I have something of a pet peeve about the second phenomena, "I was reading where..." I always try to be very conscientious about saying something more elaborate to avoid it, such as "I was reading an article that said something about..." or something else equally stuffy-sounding. I'm sure no one else even notices, of course, unless it is to register semi-consciously that I am a little snobby, and always putting on airs with my fancy syntax.

mollyringle
Sep. 6th, 2005 02:51 pm (UTC)
Hehe - I have definitely teased people for using "thing(y)" as their descriptive noun of choice. Now that you mention it, "thing" isn't very useful in our study phrase here. "Problem" is usually what they're getting at - "the problem is, (is)..."

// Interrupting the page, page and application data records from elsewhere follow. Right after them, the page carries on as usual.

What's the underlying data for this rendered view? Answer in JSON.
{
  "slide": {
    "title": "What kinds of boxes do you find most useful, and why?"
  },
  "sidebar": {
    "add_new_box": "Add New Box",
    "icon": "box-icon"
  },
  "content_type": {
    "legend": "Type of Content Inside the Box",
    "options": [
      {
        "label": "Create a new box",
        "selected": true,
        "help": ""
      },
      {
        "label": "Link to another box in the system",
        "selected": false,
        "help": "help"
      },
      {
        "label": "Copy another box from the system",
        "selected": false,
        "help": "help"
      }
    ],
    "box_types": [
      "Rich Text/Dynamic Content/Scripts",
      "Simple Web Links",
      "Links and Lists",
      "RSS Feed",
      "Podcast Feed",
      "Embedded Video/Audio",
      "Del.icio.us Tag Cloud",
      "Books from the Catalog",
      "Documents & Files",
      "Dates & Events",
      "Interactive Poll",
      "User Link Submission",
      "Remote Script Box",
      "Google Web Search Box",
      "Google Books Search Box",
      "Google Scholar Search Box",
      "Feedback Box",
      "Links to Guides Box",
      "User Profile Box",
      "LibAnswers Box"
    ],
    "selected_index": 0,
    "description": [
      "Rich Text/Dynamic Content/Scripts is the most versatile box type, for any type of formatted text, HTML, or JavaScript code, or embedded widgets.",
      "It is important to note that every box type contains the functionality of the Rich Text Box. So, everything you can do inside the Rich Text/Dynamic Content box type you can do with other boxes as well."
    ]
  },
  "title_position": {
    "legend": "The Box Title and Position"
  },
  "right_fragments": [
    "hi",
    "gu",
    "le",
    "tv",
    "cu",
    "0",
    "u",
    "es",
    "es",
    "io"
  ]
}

I like being colloquial and slangy sometimes, since it's fun and colorful; but in "proper" writing - and speech too in some settings - I try to be more precise. Your substitution of "I was reading an article that addressed X" for "I was reading where" seems to help serve that purpose. Lately I've been noticing the same problem with indefinite words like "this" - "This can lead to..." "We can address this by..." Too often it isn't clear what "this" refers to, so if I spot it in something I'm editing, I try to put in a more concrete noun phrase instead.
thomas_a_kempis
Sep. 6th, 2005 02:32 pm (UTC)
Interesting post...as you observe, there seems to be a Cognitive context switch in thought formation which manifests itself in the enscripturation process. Thus, 'The thing is' sets the focus (I'm positing a concern I have for your review)and is then followed (by position in the flow) by the concern.

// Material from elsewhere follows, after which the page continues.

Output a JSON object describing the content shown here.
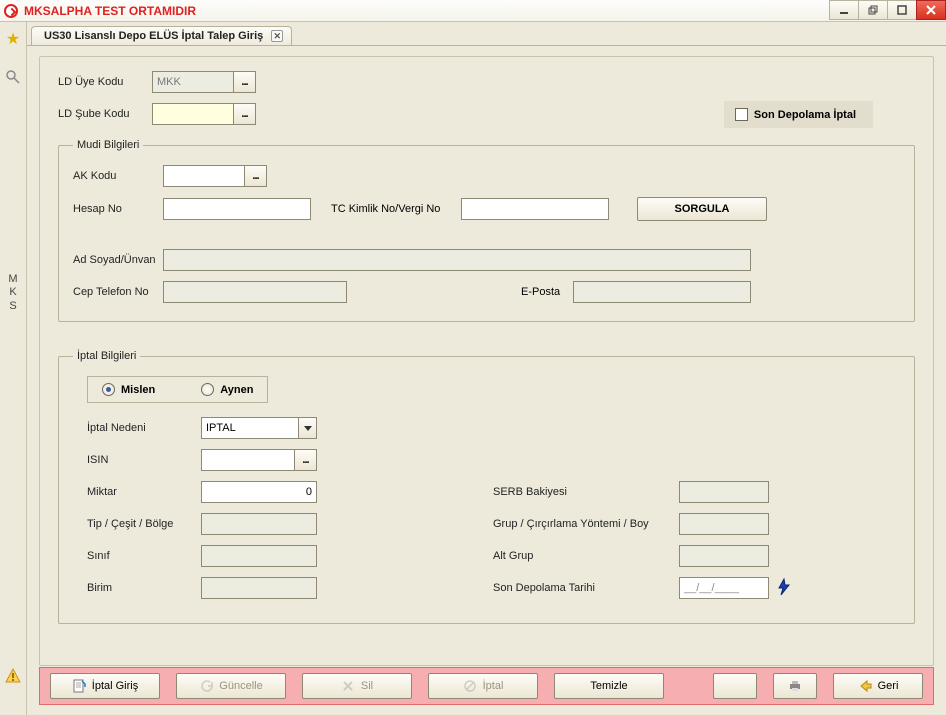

Compiler parsing and syntax works (well, sort of...) the same way; they're less forgiving than even English teachers, of course, which is part of why folks (most of them) don't find computer programming an attractive pastime :)
mollyringle
Sep. 6th, 2005 02:55 pm (UTC)
I'm virtually clueless with programming, and our Linguistics department (UC Davis) didn't have a computational ling program set up while I was there, which I've always rather regretted. But the profs did sometimes try to address the challenges involved in "teaching" a computer to use and understand a human language. I came out of such discussions pretty well convinced that it will be decades before any computer can truly pass as a human in conversation - largely because we don't entirely know what our own minds are doing when we process language. "What do we know when we know a language?" is the main theme of Ling, and the question has only been fractionally answered so far.
thomas_a_kempis
Sep. 6th, 2005 05:28 pm (UTC)
Indeed, Paul Dourish (one of my Profs) believes that we only ultimately know what is meant (semantically) by the action that is taken, not by the words used alone. It's interesing to Ubiquitous Computing types...how to get semantics figured out to the level of detail necessary to move into the 'Third Wave of Computing'. I have a short paper on this that no one in the family wants to read...maybe I can inflict it on you sometime.

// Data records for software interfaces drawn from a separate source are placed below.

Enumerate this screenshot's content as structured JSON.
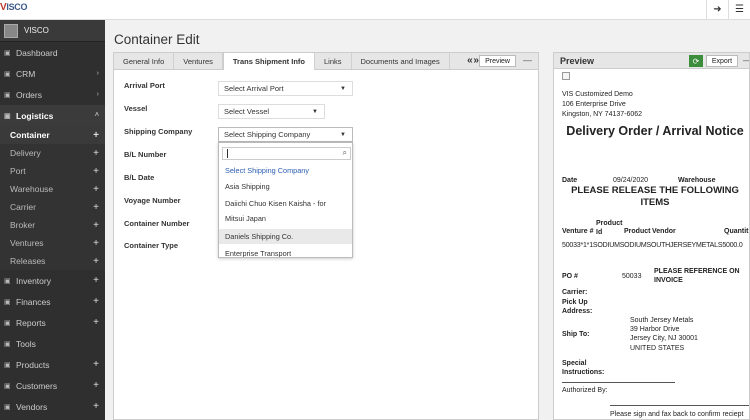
{
  "app": {
    "logo": "VISCO",
    "logo_mark": "V",
    "logo_rest": "ISCO"
  },
  "top_icons": {
    "logout": "➜",
    "menu": "☰"
  },
  "sidebar": {
    "user": "VISCO",
    "items": [
      {
        "label": "Dashboard",
        "icon": "▣"
      },
      {
        "label": "CRM",
        "icon": "▣"
      },
      {
        "label": "Orders",
        "icon": "▣"
      },
      {
        "label": "Logistics",
        "icon": "▣"
      },
      {
        "label": "Inventory",
        "icon": "▣"
      },
      {
        "label": "Finances",
        "icon": "▣"
      },
      {
        "label": "Reports",
        "icon": "▣"
      },
      {
        "label": "Tools",
        "icon": "▣"
      },
      {
        "label": "Products",
        "icon": "▣"
      },
      {
        "label": "Customers",
        "icon": "▣"
      },
      {
        "label": "Vendors",
        "icon": "▣"
      }
    ],
    "logistics_sub": [
      "Container",
      "Delivery",
      "Port",
      "Warehouse",
      "Carrier",
      "Broker",
      "Ventures",
      "Releases"
    ],
    "chevron": "›",
    "chevron_open": "˄",
    "plus": "+"
  },
  "page_title": "Container Edit",
  "tabs": [
    "General Info",
    "Ventures",
    "Trans Shipment Info",
    "Links",
    "Documents and Images"
  ],
  "tab_nav": "« »",
  "preview_button": "Preview",
  "close_glyph": "—",
  "form": {
    "labels": [
      "Arrival Port",
      "Vessel",
      "Shipping Company",
      "B/L Number",
      "B/L Date",
      "Voyage Number",
      "Container Number",
      "Container Type"
    ],
    "arrival_port": "Select Arrival Port",
    "vessel": "Select Vessel",
    "shipping_company": "Select Shipping Company",
    "arrow": "▼"
  },
  "dropdown": {
    "search_icon": "⌕",
    "options": [
      "Select Shipping Company",
      "Asia Shipping",
      "Daiichi Chuo Kisen Kaisha - for",
      "Mitsui Japan",
      "Daniels Shipping Co.",
      "Enterprise Transport"
    ],
    "highlighted_index": 4
  },
  "preview": {
    "title": "Preview",
    "refresh_icon": "⟳",
    "export": "Export",
    "doc": {
      "company": "VIS Customized Demo",
      "address1": "106 Enterprise Drive",
      "address2": "Kingston, NY 74137-6062",
      "heading": "Delivery Order / Arrival Notice",
      "date_label": "Date",
      "date_value": "09/24/2020",
      "warehouse_label": "Warehouse",
      "release_heading": "PLEASE RELEASE THE FOLLOWING ITEMS",
      "col_venture": "Venture #",
      "col_product_id_1": "Product",
      "col_product_id_2": "Id",
      "col_product": "Product",
      "col_vendor": "Vendor",
      "col_quantity": "Quantit",
      "row": "50033*1*1SODIUMSODIUMSOUTHJERSEYMETALS5000.0",
      "po_label": "PO #",
      "po_value": "50033",
      "ref_line1": "PLEASE REFERENCE ON",
      "ref_line2": "INVOICE",
      "carrier_label": "Carrier:",
      "pickup_label1": "Pick Up",
      "pickup_label2": "Address:",
      "ship_to_label": "Ship To:",
      "ship_to_1": "South Jersey Metals",
      "ship_to_2": "39 Harbor Drive",
      "ship_to_3": "Jersey City, NJ 30001",
      "ship_to_4": "UNITED STATES",
      "special_1": "Special",
      "special_2": "Instructions:",
      "authorized": "Authorized By:",
      "footer": "Please sign and fax back to confirm reciept"
    }
  }
}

+
kalquessa
Sep. 7th, 2005 01:43 pm (UTC)
I want to read it! Or rather I want to have read it. I have it printed out in a folder with a big paper on the meaning of happiness sitting on my desk, waiting to be read, right this very minute. I just...um...forget about it. Frequently. At least it's somewhat more recent than the happiness paper. That things been around almost as long as my marriage.
mollyringle
Sep. 7th, 2005 02:44 pm (UTC)
I'll give it a try. :) Though with my pregnant brain, I might have less of a chance of grasping it than usual.

Semantics really does seem to be the stumbling block in language processing for computers...as lovably illustrated by the Babelfish translator page.
rachel2205
Sep. 6th, 2005 03:52 pm (UTC)
I would never ever write that. It looks so goshdarn wrong. I might say it, though, for the repetition reasons you specify.
mollyringle
Sep. 7th, 2005 02:45 pm (UTC)
Do you ever hear it spoken, deliberately and for non-repetition reasons? It occurs to me it might be a U.S. pattern.
blagden
Sep. 7th, 2005 06:19 am (UTC)
I have a paper somewhere I found while I was in college which discusses the local grammer and syntax here in Northeastern Pennsylvania. I shall try to put my hands on it for you. It is (intentionally) amusing.
mollyringle
Sep. 7th, 2005 02:46 pm (UTC)
Cool. Dialect studies are always fun. :)
( 11 comments — Leave a comment )